[App and web page records]

>>>>

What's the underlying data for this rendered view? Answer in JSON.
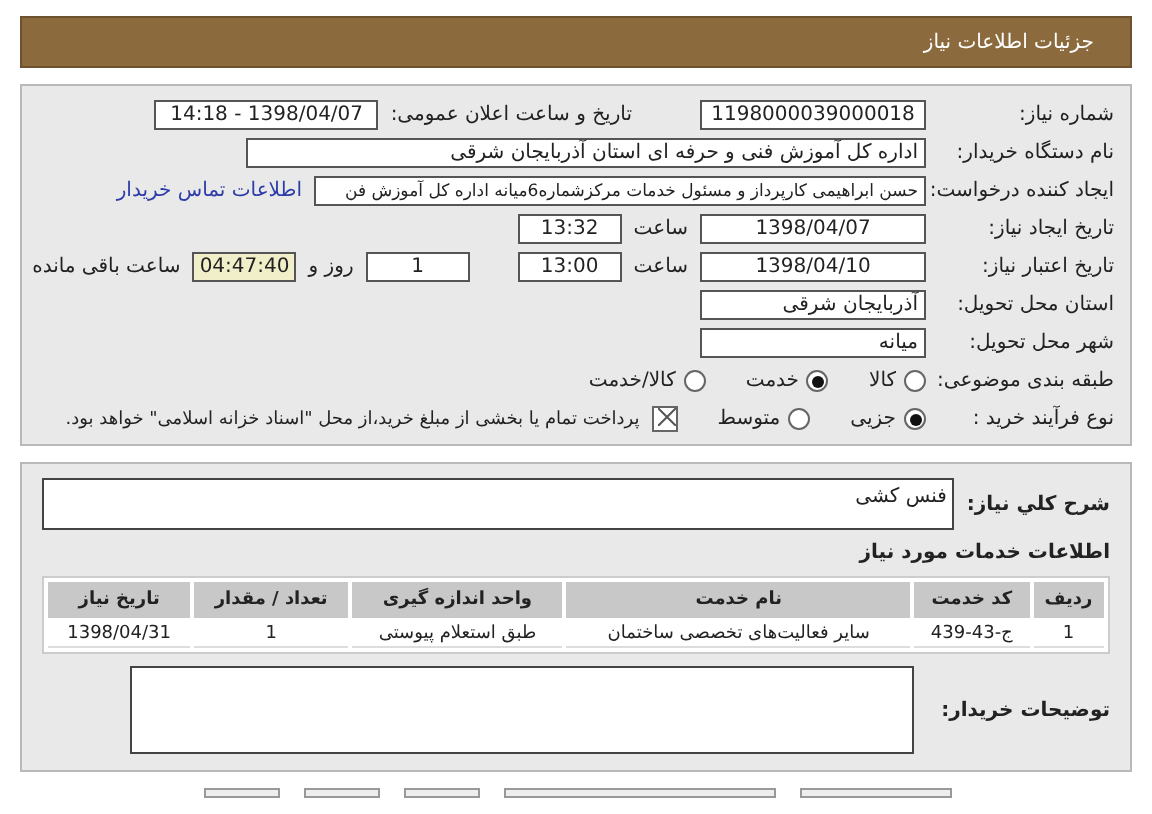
{
  "header": {
    "title": "جزئیات اطلاعات نیاز"
  },
  "details": {
    "need_number": {
      "label": "شماره نیاز:",
      "value": "1198000039000018"
    },
    "announce": {
      "label": "تاریخ و ساعت اعلان عمومی:",
      "value": "1398/04/07 - 14:18"
    },
    "buyer": {
      "label": "نام دستگاه خریدار:",
      "value": "اداره کل آموزش فنی و حرفه ای استان آذربایجان شرقی"
    },
    "requester": {
      "label": "ایجاد کننده درخواست:",
      "value": "حسن ابراهیمی کارپرداز و مسئول خدمات مرکزشماره6میانه اداره کل آموزش فن",
      "link": "اطلاعات تماس خریدار"
    },
    "created": {
      "label": "تاریخ ایجاد نیاز:",
      "date": "1398/04/07",
      "time_label": "ساعت",
      "time": "13:32"
    },
    "deadline": {
      "label": "تاریخ اعتبار نیاز:",
      "date": "1398/04/10",
      "time_label": "ساعت",
      "time": "13:00",
      "days": "1",
      "days_label": "روز و",
      "remaining": "04:47:40",
      "remaining_label": "ساعت باقی مانده"
    },
    "province": {
      "label": "استان محل تحویل:",
      "value": "آذربایجان شرقی"
    },
    "city": {
      "label": "شهر محل تحویل:",
      "value": "میانه"
    },
    "category": {
      "label": "طبقه بندی موضوعی:",
      "options": [
        {
          "label": "کالا",
          "selected": false
        },
        {
          "label": "خدمت",
          "selected": true
        },
        {
          "label": "کالا/خدمت",
          "selected": false
        }
      ]
    },
    "process": {
      "label": "نوع فرآیند خرید :",
      "options": [
        {
          "label": "جزیی",
          "selected": true
        },
        {
          "label": "متوسط",
          "selected": false
        }
      ],
      "treasury": {
        "checked": true,
        "label": "پرداخت تمام یا بخشی از مبلغ خرید،از محل \"اسناد خزانه اسلامی\" خواهد بود."
      }
    }
  },
  "description": {
    "label": "شرح کلي نياز:",
    "value": "فنس کشی"
  },
  "services": {
    "title": "اطلاعات خدمات مورد نیاز",
    "columns": [
      "ردیف",
      "کد خدمت",
      "نام خدمت",
      "واحد اندازه گیری",
      "تعداد / مقدار",
      "تاریخ نیاز"
    ],
    "rows": [
      [
        "1",
        "ج-43-439",
        "سایر فعالیت‌های تخصصی ساختمان",
        "طبق استعلام پیوستی",
        "1",
        "1398/04/31"
      ]
    ]
  },
  "notes": {
    "label": "توضیحات خریدار:"
  }
}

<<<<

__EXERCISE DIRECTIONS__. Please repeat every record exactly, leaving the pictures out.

__ANSWER FOR THE TASK__.
What's the underlying data for this rendered view? Answer in JSON.
{
  "header": {
    "title": "جزئیات اطلاعات نیاز"
  },
  "details": {
    "need_number": {
      "label": "شماره نیاز:",
      "value": "1198000039000018"
    },
    "announce": {
      "label": "تاریخ و ساعت اعلان عمومی:",
      "value": "1398/04/07 - 14:18"
    },
    "buyer": {
      "label": "نام دستگاه خریدار:",
      "value": "اداره کل آموزش فنی و حرفه ای استان آذربایجان شرقی"
    },
    "requester": {
      "label": "ایجاد کننده درخواست:",
      "value": "حسن ابراهیمی کارپرداز و مسئول خدمات مرکزشماره6میانه اداره کل آموزش فن",
      "link": "اطلاعات تماس خریدار"
    },
    "created": {
      "label": "تاریخ ایجاد نیاز:",
      "date": "1398/04/07",
      "time_label": "ساعت",
      "time": "13:32"
    },
    "deadline": {
      "label": "تاریخ اعتبار نیاز:",
      "date": "1398/04/10",
      "time_label": "ساعت",
      "time": "13:00",
      "days": "1",
      "days_label": "روز و",
      "remaining": "04:47:40",
      "remaining_label": "ساعت باقی مانده"
    },
    "province": {
      "label": "استان محل تحویل:",
      "value": "آذربایجان شرقی"
    },
    "city": {
      "label": "شهر محل تحویل:",
      "value": "میانه"
    },
    "category": {
      "label": "طبقه بندی موضوعی:",
      "options": [
        {
          "label": "کالا",
          "selected": false
        },
        {
          "label": "خدمت",
          "selected": true
        },
        {
          "label": "کالا/خدمت",
          "selected": false
        }
      ]
    },
    "process": {
      "label": "نوع فرآیند خرید :",
      "options": [
        {
          "label": "جزیی",
          "selected": true
        },
        {
          "label": "متوسط",
          "selected": false
        }
      ],
      "treasury": {
        "checked": true,
        "label": "پرداخت تمام یا بخشی از مبلغ خرید،از محل \"اسناد خزانه اسلامی\" خواهد بود."
      }
    }
  },
  "description": {
    "label": "شرح کلي نياز:",
    "value": "فنس کشی"
  },
  "services": {
    "title": "اطلاعات خدمات مورد نیاز",
    "columns": [
      "ردیف",
      "کد خدمت",
      "نام خدمت",
      "واحد اندازه گیری",
      "تعداد / مقدار",
      "تاریخ نیاز"
    ],
    "rows": [
      [
        "1",
        "ج-43-439",
        "سایر فعالیت‌های تخصصی ساختمان",
        "طبق استعلام پیوستی",
        "1",
        "1398/04/31"
      ]
    ]
  },
  "notes": {
    "label": "توضیحات خریدار:"
  }
}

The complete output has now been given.